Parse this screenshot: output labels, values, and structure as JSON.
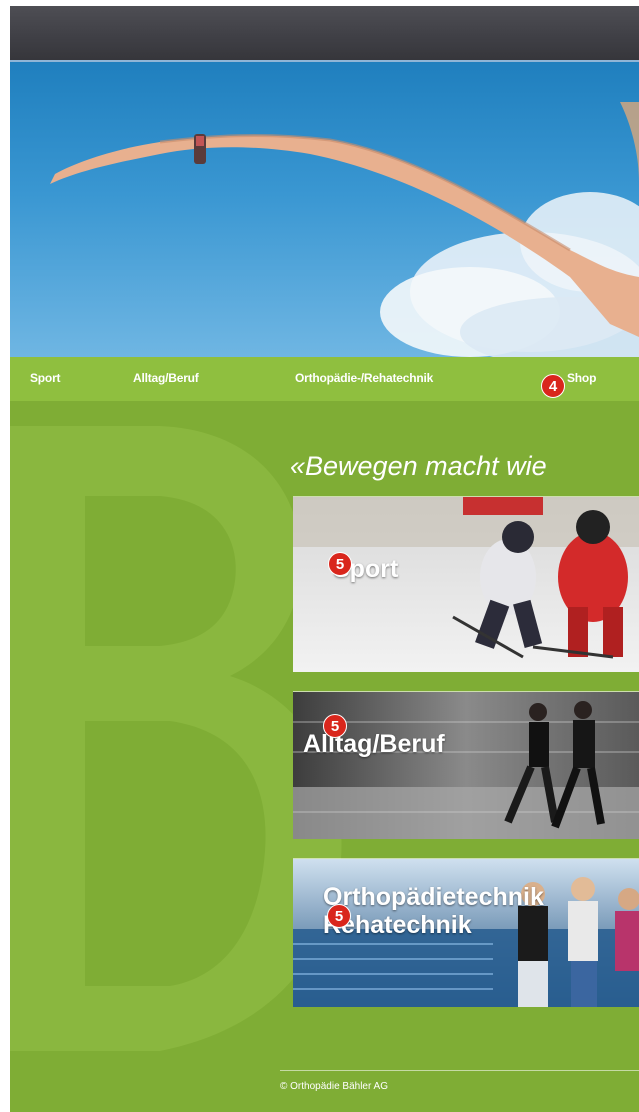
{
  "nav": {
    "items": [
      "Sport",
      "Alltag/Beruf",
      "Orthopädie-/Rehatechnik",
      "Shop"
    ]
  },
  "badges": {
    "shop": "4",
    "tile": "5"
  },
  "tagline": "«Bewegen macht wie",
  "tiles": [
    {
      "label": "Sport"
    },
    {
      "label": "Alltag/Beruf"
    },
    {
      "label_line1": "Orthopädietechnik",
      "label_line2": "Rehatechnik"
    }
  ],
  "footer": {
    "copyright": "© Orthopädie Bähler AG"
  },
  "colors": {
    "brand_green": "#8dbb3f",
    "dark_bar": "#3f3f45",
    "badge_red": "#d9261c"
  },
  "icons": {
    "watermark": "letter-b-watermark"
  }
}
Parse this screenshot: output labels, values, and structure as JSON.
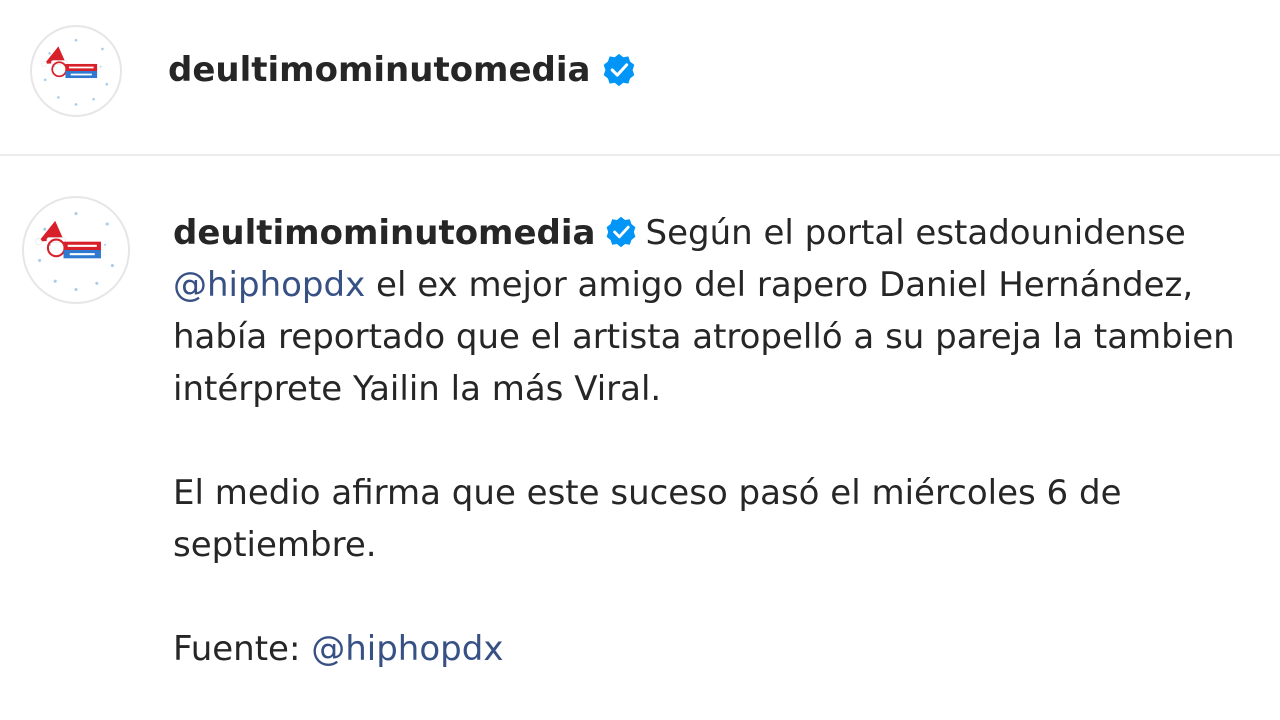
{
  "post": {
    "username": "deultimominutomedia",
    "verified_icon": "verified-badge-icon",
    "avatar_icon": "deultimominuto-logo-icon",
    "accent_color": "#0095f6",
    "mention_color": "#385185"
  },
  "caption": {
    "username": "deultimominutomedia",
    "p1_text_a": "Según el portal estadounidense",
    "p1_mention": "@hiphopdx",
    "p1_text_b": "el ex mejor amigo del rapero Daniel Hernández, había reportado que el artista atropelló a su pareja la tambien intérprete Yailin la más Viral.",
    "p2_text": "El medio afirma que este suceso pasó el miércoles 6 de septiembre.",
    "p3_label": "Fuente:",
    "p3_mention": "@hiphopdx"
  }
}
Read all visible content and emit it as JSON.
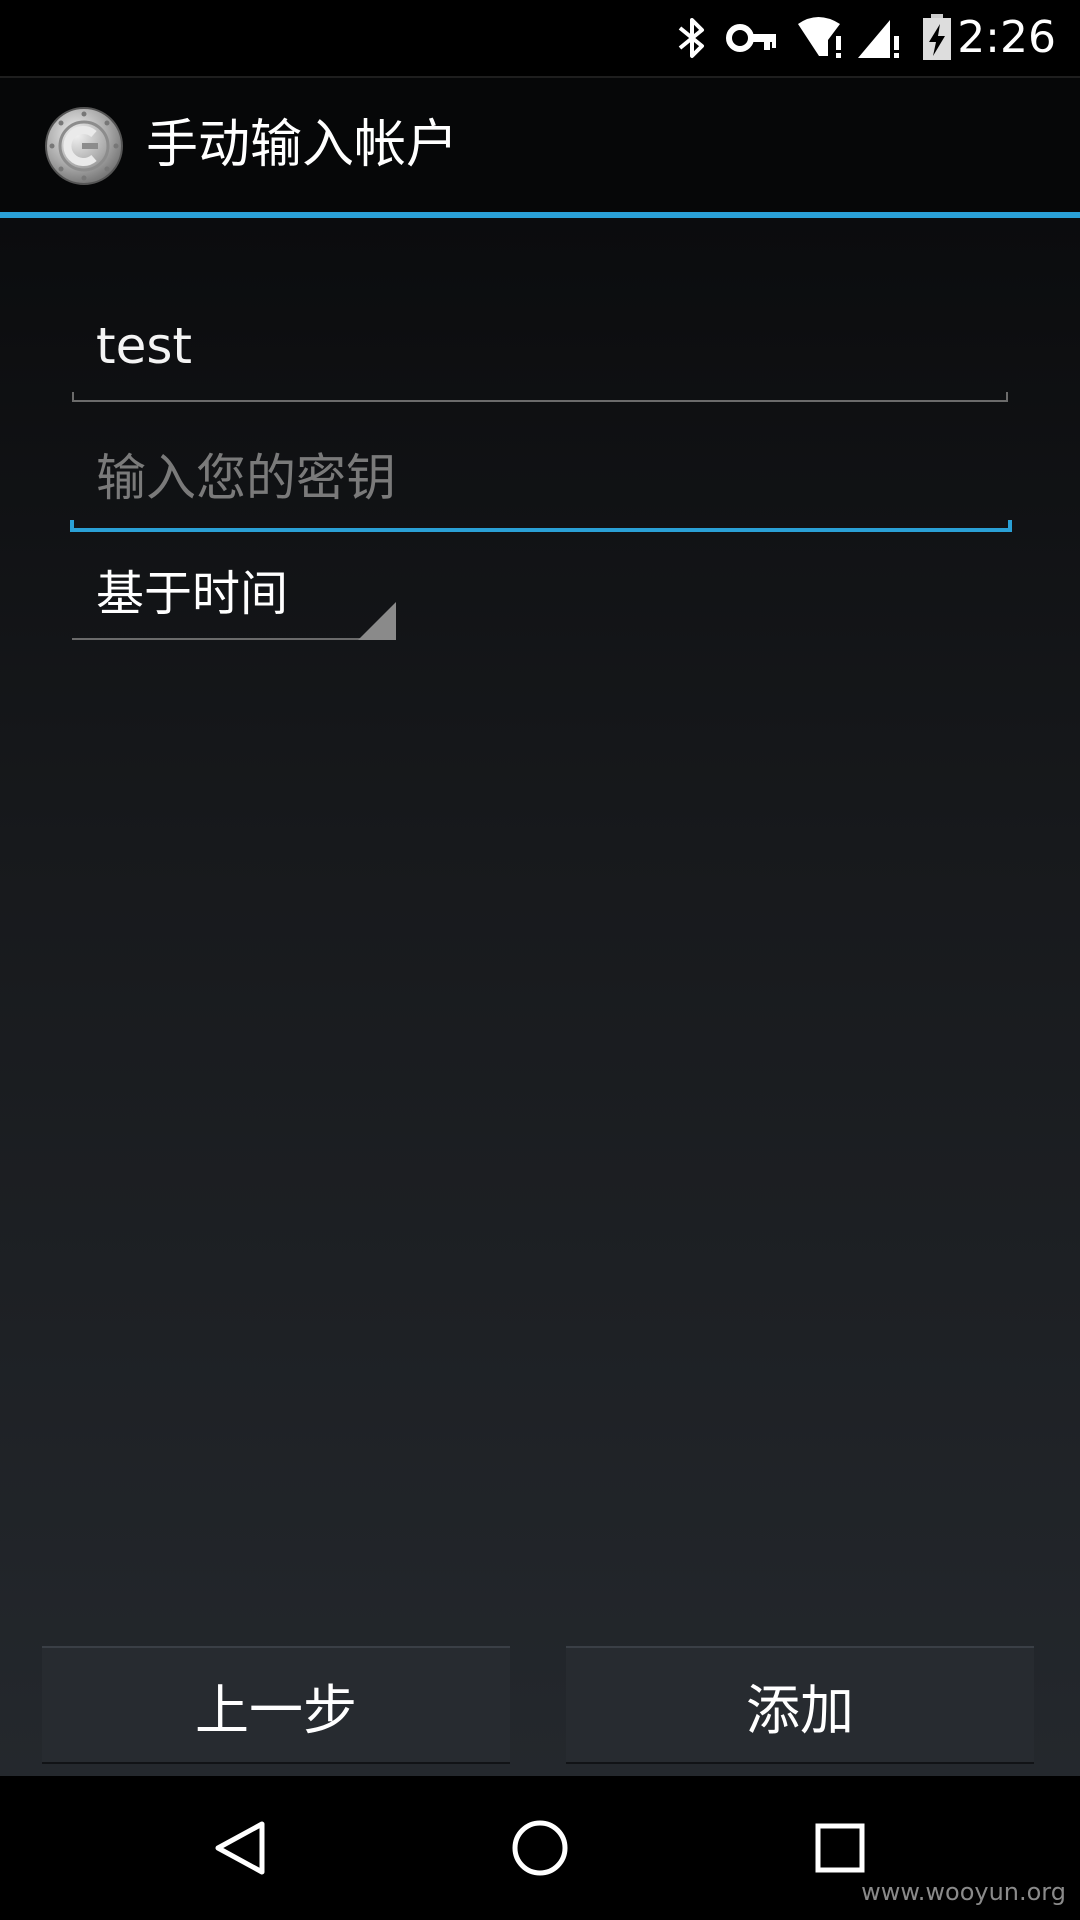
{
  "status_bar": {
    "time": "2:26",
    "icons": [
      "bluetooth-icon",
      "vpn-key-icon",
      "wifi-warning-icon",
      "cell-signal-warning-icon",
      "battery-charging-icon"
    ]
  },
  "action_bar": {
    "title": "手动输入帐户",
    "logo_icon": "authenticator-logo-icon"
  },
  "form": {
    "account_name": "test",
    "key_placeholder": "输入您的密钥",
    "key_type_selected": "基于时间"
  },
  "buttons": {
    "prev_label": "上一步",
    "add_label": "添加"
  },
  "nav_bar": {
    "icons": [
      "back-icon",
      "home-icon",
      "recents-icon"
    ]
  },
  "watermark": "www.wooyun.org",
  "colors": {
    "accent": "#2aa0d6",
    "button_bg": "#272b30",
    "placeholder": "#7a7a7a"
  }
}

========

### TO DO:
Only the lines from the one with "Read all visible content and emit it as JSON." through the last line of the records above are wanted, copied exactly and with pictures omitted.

### SOLVED EXERCISE:
Read all visible content and emit it as JSON.
{
  "status_bar": {
    "time": "2:26",
    "icons": [
      "bluetooth-icon",
      "vpn-key-icon",
      "wifi-warning-icon",
      "cell-signal-warning-icon",
      "battery-charging-icon"
    ]
  },
  "action_bar": {
    "title": "手动输入帐户",
    "logo_icon": "authenticator-logo-icon"
  },
  "form": {
    "account_name": "test",
    "key_placeholder": "输入您的密钥",
    "key_type_selected": "基于时间"
  },
  "buttons": {
    "prev_label": "上一步",
    "add_label": "添加"
  },
  "nav_bar": {
    "icons": [
      "back-icon",
      "home-icon",
      "recents-icon"
    ]
  },
  "watermark": "www.wooyun.org",
  "colors": {
    "accent": "#2aa0d6",
    "button_bg": "#272b30",
    "placeholder": "#7a7a7a"
  }
}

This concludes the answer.